Regulator hits out at Sky probe
The head of Britain’s media watchdog has hit out at the British government’s decision to ignore its advice on 21st Century Fox’s £11.7 billion ($19.8bn) bid for cable television operator Sky after ministers rejected its recommendations.
Ofcom had proposed that the deal be referred to the Competition and Markets Authority for further scrutiny on the grounds of media plurality but not broadcasting standards. Karen Bradley, the Culture Secretary, has overruled Ofcom’s recommendation and referred the deal to the CMA for an investigation on both counts.
Ofcom chief executive Sharon White defended the agency’s judgment.
Ms Bradley’s decision has fuelled accusations of political interference in the takeover, which has been approved by regulators in Austria, Germany, Ireland, Italy and the European Union.
“We took the utmost care,” Ms White said. “It’s been a very, very, very detailed and rigorous process. Both on broadcasting standards but on media plurality also. Our work stands now for scrutiny.
“We said on broadcasting standards there were non-fanciful concerns, but from our review our clear advice was that these nonfanciful concerns did not justify a reference.”

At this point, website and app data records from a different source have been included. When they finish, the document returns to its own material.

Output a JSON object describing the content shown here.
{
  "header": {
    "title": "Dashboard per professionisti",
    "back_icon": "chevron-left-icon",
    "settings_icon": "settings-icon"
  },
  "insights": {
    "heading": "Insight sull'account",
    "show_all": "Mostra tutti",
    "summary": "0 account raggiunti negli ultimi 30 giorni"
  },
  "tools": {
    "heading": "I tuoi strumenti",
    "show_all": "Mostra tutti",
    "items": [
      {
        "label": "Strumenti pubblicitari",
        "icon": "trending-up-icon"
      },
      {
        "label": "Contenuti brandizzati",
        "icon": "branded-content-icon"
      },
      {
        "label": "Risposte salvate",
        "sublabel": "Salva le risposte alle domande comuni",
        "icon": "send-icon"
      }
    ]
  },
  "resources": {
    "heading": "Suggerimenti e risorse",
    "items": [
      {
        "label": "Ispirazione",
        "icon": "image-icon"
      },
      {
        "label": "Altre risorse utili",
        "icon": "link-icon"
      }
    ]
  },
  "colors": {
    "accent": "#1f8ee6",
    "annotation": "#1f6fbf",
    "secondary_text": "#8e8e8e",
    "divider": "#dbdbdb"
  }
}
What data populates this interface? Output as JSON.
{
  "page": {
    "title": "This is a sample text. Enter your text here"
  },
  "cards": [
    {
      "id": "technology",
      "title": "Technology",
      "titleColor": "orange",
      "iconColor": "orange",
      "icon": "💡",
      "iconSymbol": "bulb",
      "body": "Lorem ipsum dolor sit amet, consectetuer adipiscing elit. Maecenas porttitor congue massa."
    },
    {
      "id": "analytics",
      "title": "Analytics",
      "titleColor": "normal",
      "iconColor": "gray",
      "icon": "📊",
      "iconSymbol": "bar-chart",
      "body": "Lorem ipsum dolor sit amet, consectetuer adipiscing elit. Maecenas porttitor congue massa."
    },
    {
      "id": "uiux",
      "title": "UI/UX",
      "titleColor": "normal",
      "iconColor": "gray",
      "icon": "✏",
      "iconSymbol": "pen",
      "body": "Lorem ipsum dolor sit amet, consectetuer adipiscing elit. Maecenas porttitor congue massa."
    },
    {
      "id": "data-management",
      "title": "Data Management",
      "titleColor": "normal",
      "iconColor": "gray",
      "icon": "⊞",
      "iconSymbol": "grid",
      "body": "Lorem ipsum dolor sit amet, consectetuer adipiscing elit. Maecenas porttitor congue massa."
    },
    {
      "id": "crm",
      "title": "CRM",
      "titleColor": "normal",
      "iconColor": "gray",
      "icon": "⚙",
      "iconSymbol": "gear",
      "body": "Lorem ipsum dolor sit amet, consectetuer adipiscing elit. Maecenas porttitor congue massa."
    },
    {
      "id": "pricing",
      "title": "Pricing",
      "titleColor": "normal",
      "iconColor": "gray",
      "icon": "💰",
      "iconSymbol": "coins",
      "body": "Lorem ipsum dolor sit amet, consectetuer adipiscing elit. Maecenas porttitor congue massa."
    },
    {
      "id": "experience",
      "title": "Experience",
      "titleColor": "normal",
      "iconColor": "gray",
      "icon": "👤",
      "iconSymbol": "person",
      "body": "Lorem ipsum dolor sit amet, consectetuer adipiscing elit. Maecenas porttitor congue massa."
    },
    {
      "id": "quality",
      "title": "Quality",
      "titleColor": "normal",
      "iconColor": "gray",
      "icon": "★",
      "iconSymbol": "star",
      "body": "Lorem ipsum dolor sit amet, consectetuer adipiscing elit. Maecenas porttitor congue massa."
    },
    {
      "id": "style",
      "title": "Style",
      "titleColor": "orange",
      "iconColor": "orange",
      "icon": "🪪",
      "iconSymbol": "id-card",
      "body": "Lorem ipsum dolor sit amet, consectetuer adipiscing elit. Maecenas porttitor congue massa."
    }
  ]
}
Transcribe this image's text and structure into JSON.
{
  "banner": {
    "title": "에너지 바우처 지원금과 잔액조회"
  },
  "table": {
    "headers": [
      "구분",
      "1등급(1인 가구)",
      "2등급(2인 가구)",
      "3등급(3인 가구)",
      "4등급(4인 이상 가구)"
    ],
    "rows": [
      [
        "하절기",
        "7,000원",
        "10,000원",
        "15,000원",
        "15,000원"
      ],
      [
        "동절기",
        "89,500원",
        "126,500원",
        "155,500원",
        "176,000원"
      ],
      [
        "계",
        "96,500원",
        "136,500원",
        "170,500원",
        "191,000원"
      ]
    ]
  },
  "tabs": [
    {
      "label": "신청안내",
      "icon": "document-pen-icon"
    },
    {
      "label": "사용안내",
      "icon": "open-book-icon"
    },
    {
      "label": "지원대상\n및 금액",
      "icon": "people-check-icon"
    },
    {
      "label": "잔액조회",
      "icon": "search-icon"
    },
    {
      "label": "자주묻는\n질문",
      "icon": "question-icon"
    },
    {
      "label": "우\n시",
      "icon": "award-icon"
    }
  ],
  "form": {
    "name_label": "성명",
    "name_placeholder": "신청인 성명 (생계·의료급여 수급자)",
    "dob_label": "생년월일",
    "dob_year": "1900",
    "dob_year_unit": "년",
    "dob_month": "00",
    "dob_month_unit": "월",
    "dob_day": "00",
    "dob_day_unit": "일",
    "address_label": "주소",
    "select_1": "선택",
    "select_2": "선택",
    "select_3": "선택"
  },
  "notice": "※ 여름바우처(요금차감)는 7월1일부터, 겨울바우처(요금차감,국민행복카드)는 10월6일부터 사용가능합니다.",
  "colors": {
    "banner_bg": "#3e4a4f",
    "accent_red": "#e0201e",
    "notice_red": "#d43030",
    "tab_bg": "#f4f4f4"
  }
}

21st Century Fox owns just over 39 per cent of Sky and is hoping to gain full control of the company.
Critics of the Murdoch family, including Vince Cable, the Liberal Democrat leader, are keen to stop the takeover, which they claim will hand the group too much power over Britain’s media industry.
Rupert Murdoch, chairman of News Corp, owner of The Australian, is co-chairman of 21st Century Fox with his son Lachlan Murdoch. James Murdoch is chief executive of 21st Century Fox and chairman of Sky.
Ms Bradley told MPs: “The CMA has 24 weeks in which to investigate the merger and provide advice.”